Risk factors for prolonged or complicated alcohol withdrawal include duration of alcohol consumption, the number of lifetime prior detoxifications, prior seizures, prior episodes of DTs, and current intense craving for alcohol.6-10
Before treatment: assess and stabilize
Initial assessment of the patient
Before initiating treatment for alcohol withdrawal, perform a thorough assessment of the patient’s medical condition. This evaluation should include an assessment of coexisting medical and psychiatric conditions, the severity of previous withdrawal symptoms, and the risk factors for withdrawal complications. The initial symptoms of alcohol withdrawal are not specific and may mimic other serious disease conditions; therefore, the initial assessment should exclude potentially serious medical and psychiatric comorbidities.
Initially, assessment of common alcohol-related medical problems should be conducted. These complications include gastritis, gastrointestinal bleeding, liver disease, cardiomyopathy, pancreatitis, neurological impairment, electrolyte imbalances, and nutritional deficiencies. A physical examination should be performed to assess for arrhythmias, congestive heart failure, hepatic or pancreatic disease, infectious conditions, bleeding, and nervous system impairment.
Initial alcohol level and urine drug screen should be assessed, as recent high levels of alcohol intake and substance abuse place the patient at higher risk for complications.
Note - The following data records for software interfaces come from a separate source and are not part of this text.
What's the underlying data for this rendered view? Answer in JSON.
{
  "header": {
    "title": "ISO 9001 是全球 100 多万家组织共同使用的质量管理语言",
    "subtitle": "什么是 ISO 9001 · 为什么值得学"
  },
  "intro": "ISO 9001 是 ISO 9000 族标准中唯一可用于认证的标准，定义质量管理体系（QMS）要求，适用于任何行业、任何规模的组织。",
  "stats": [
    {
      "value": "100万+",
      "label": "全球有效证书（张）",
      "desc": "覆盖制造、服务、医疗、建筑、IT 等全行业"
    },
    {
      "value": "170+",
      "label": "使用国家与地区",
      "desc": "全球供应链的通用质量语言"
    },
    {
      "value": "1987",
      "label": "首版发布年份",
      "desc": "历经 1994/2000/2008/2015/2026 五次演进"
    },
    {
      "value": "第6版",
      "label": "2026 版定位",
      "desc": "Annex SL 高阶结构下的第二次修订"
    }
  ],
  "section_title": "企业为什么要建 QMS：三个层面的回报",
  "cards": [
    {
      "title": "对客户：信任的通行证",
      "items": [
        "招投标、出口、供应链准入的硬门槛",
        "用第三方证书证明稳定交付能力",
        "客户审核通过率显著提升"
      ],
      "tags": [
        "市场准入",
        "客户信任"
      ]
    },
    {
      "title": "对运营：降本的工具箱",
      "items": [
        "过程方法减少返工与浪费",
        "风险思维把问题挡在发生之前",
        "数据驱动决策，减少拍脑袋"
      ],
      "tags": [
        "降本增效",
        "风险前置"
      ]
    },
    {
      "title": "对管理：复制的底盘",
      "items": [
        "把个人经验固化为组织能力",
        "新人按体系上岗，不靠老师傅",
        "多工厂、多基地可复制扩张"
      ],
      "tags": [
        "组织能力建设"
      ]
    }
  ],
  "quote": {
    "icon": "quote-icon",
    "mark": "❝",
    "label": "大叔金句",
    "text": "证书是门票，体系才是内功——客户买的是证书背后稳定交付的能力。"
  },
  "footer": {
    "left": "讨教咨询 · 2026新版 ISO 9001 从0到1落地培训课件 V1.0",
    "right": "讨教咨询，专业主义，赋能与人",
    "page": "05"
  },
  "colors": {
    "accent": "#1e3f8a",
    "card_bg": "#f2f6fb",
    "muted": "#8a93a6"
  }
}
Unstable mood disorders—delirium, psychosis, severe depression, suicidal or homicidal ideation—while potentially difficult to assess during intoxication, need to be considered and ruled out.
Stabilize the patient
After initial assessment, vital signs (eg, heart rate, blood pressure, and temperature) should be stabilized while fluid, electrolyte, and nutritional disturbances are corrected. Some patients undergoing alcohol withdrawal may require intravenous fluids to correct severe dehydration resulting from vomiting, diarrhea, sweating, and fever.